▽

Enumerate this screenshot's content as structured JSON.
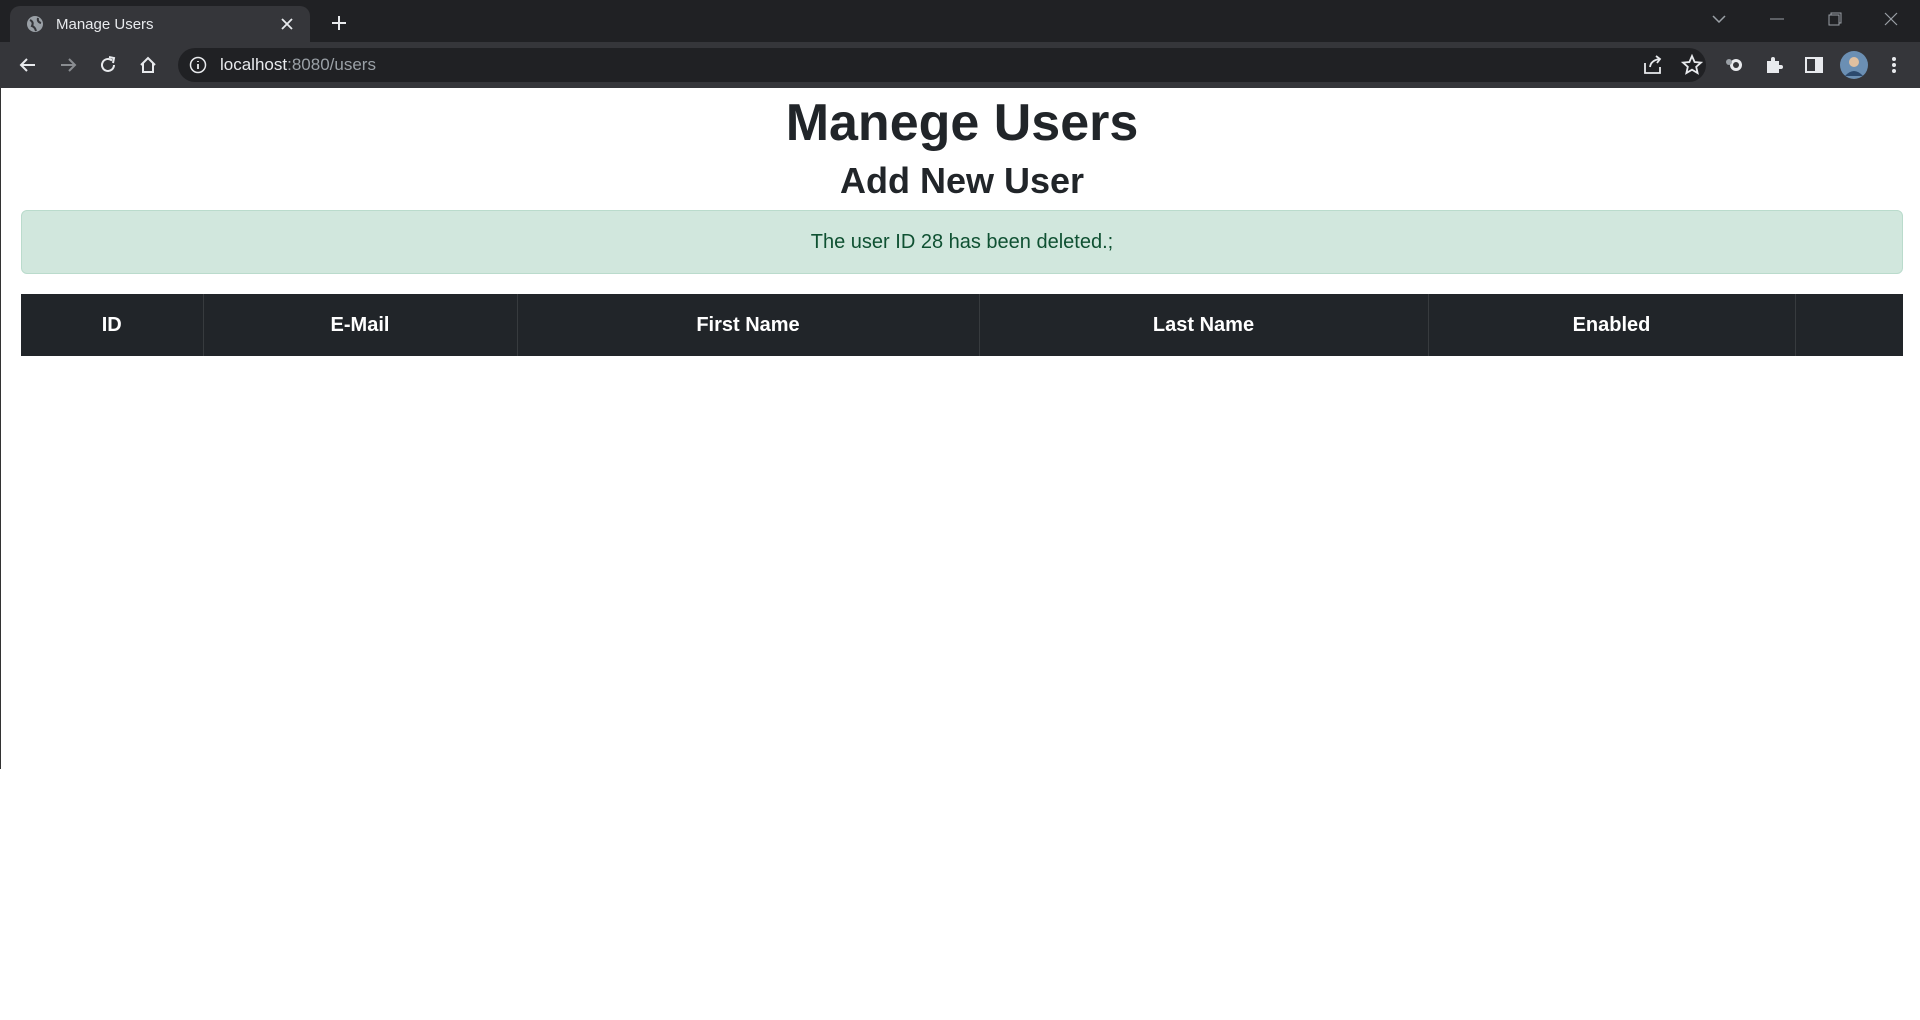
{
  "browser": {
    "tab_title": "Manage Users",
    "url_host": "localhost",
    "url_rest": ":8080/users",
    "icons": [
      "globe-icon",
      "close-icon",
      "plus-icon",
      "chevron-down-icon",
      "minimize-icon",
      "restore-icon",
      "window-close-icon",
      "back-icon",
      "forward-icon",
      "reload-icon",
      "home-icon",
      "info-icon",
      "share-icon",
      "star-icon",
      "extension-icon",
      "puzzle-icon",
      "sidepanel-icon",
      "avatar",
      "more-icon"
    ]
  },
  "page": {
    "title": "Manege Users",
    "add_user_link": "Add New User",
    "alert_message": "The user ID 28 has been deleted.;",
    "alert_color": "#d1e7dd",
    "table": {
      "columns": [
        "ID",
        "E-Mail",
        "First Name",
        "Last Name",
        "Enabled",
        ""
      ],
      "rows": []
    }
  }
}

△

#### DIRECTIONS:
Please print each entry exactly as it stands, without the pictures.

#### ANSWER TO THIS PROBLEM:
Enumerate this screenshot's content as structured JSON.
{
  "browser": {
    "tab_title": "Manage Users",
    "url_host": "localhost",
    "url_rest": ":8080/users",
    "icons": [
      "globe-icon",
      "close-icon",
      "plus-icon",
      "chevron-down-icon",
      "minimize-icon",
      "restore-icon",
      "window-close-icon",
      "back-icon",
      "forward-icon",
      "reload-icon",
      "home-icon",
      "info-icon",
      "share-icon",
      "star-icon",
      "extension-icon",
      "puzzle-icon",
      "sidepanel-icon",
      "avatar",
      "more-icon"
    ]
  },
  "page": {
    "title": "Manege Users",
    "add_user_link": "Add New User",
    "alert_message": "The user ID 28 has been deleted.;",
    "alert_color": "#d1e7dd",
    "table": {
      "columns": [
        "ID",
        "E-Mail",
        "First Name",
        "Last Name",
        "Enabled",
        ""
      ],
      "rows": []
    }
  }
}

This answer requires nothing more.